Title:European Intervention in Liberia with Special Reference to the 'Cadell Incident' of 1908-1909
Author:Abasiattai, M.B.ISNI
Periodical:Liberian Studies Journal
Geographic term:Liberia
Subjects:foreign intervention
History and Exploration
international relations

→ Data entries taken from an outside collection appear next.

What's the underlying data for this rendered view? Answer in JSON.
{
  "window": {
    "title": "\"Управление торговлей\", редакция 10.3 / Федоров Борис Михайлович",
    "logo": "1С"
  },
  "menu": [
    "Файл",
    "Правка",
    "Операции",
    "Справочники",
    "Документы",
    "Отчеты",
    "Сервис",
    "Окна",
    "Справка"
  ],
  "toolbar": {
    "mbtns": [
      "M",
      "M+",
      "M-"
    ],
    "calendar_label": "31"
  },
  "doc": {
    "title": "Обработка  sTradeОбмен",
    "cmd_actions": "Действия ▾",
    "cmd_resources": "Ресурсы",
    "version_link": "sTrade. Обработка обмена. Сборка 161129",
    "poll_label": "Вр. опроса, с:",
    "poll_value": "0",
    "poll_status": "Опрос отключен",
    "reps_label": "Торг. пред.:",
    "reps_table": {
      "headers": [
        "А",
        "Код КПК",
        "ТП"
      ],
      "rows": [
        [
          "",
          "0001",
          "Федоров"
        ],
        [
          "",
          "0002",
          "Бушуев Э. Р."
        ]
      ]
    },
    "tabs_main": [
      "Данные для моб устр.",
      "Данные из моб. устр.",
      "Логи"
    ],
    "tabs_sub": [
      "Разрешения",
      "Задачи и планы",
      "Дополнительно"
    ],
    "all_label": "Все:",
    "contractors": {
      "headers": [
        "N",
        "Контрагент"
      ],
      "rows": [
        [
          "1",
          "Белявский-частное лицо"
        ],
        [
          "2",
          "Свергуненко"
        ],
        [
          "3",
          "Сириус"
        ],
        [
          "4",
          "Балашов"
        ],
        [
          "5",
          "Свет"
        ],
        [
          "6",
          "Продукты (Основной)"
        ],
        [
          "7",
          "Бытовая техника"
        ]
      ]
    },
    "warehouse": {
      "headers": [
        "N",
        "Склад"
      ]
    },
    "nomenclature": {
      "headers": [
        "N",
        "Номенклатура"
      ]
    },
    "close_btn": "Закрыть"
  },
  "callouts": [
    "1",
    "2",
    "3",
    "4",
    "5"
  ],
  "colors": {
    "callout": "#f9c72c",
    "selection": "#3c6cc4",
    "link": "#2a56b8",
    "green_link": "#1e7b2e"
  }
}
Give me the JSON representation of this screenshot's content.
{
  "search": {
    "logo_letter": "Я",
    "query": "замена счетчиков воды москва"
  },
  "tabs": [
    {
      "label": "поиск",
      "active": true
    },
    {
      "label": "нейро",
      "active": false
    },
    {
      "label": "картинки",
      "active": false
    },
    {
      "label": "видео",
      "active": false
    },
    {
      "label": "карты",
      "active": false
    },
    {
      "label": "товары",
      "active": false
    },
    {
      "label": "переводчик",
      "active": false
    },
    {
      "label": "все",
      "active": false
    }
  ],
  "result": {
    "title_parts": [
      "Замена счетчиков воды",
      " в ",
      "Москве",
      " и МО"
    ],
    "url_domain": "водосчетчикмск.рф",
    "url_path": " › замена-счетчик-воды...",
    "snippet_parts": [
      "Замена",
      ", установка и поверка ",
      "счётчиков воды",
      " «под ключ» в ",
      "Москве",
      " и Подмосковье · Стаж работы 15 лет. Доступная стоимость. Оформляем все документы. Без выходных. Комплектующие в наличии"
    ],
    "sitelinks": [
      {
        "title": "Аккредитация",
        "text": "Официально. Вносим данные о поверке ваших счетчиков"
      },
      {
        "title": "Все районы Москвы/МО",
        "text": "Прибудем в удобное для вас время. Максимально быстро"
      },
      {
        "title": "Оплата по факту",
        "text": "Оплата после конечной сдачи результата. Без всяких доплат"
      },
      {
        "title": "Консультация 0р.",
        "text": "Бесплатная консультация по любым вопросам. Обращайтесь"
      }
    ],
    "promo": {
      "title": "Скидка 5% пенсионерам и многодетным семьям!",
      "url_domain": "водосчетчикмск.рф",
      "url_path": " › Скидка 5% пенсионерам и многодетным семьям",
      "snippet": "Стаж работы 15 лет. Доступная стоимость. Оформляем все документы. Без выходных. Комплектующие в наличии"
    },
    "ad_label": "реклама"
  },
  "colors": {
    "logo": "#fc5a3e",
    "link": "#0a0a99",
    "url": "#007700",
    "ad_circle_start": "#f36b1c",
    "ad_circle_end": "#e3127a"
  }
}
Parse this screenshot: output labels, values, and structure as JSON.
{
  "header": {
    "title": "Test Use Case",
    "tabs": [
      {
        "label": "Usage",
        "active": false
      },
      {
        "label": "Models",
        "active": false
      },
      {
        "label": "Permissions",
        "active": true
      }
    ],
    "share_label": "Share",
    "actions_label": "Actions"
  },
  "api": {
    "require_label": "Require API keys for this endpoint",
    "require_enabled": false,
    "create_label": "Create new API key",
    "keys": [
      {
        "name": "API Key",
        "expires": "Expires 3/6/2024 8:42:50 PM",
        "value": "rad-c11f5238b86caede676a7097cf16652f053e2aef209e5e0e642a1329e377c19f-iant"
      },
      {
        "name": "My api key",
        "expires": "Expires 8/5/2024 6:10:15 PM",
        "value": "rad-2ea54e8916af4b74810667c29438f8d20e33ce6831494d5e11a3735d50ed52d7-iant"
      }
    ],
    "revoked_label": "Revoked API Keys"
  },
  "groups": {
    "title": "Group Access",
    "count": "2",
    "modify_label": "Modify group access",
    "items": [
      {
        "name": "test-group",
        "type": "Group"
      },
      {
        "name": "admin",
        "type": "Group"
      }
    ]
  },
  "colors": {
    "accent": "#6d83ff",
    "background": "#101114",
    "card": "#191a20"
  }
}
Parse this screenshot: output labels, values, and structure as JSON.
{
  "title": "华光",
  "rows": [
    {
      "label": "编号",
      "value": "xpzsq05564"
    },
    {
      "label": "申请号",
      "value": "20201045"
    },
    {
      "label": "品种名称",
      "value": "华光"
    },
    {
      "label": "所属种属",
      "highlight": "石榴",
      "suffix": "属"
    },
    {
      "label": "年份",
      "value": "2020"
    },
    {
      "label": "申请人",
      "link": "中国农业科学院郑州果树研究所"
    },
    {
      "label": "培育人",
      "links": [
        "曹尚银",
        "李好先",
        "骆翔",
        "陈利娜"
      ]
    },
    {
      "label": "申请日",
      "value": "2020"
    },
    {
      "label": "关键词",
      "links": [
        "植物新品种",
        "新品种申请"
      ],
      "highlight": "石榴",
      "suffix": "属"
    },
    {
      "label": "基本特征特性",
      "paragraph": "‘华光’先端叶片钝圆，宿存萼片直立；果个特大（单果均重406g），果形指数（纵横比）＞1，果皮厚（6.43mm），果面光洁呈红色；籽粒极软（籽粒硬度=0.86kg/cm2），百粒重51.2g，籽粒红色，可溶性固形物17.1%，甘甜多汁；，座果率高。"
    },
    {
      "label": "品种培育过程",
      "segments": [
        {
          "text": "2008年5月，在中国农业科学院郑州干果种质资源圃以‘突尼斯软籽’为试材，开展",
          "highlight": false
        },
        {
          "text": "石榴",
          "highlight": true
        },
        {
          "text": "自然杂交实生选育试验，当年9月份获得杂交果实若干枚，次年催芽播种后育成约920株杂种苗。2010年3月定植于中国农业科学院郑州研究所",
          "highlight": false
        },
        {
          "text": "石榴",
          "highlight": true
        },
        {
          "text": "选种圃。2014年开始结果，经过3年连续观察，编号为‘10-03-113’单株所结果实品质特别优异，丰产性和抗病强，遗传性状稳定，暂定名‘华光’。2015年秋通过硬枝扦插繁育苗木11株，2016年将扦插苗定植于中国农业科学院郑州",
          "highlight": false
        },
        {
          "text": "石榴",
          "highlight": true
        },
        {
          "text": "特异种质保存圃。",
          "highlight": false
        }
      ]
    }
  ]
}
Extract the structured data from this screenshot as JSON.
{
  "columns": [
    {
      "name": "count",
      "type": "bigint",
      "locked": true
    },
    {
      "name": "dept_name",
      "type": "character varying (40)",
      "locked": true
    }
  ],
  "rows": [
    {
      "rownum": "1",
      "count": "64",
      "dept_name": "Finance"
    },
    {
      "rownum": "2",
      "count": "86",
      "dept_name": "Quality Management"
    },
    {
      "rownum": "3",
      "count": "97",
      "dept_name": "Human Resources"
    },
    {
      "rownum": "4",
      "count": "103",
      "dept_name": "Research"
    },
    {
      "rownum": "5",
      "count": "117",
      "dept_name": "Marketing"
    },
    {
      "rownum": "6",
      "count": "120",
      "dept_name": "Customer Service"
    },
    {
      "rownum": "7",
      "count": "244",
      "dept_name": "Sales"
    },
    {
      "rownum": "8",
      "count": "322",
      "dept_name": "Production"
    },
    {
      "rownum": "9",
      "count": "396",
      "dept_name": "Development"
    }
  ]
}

Abstract:In most of the writings on the Scramble for, and Partition of, Africa, Liberia is seldom mentioned, or is mentioned in passing, as she was never conquered by Europeans or subjected to European colonial rule. Looking beyond the fact of non-colonization, however, one sees that Liberia experienced grave, protracted European intervention much of which was an expansion of the Partition process. This paper examines both this intervention and its impact on Liberia, particularly during the crucial years 1907-1909. The issues examined include European economic and territorial interests in Liberia; active European intervention in Liberia to foster those interests and its consequences on Liberia's social and political stability; and Liberia's reactions to the European intervention. This period witnessed an unprecedented escalation of interference by Britain, France, and Germany in Liberian affairs, as illustrated by the French and British Governments' suggestion to form a Liberian Frontier Police Force and to introduce reforms in the Liberian government. The Liberian Frontier Force (LFF), organized by the Liberian government in March 1908 under a British army Major, R. Mackay Cadell, evoked jealousy from France and Germany. When the Liberian Legislature subsequently decreed the reorganization of the Force and the dismissal of Cadell, the reaction of the British Consul General in Monrovia precipitated a chain of events known as the 'Cadell Incident' (February 11-12, 1909), which Liberians saw as a clear threat to their country's sovereignty. Notes, ref.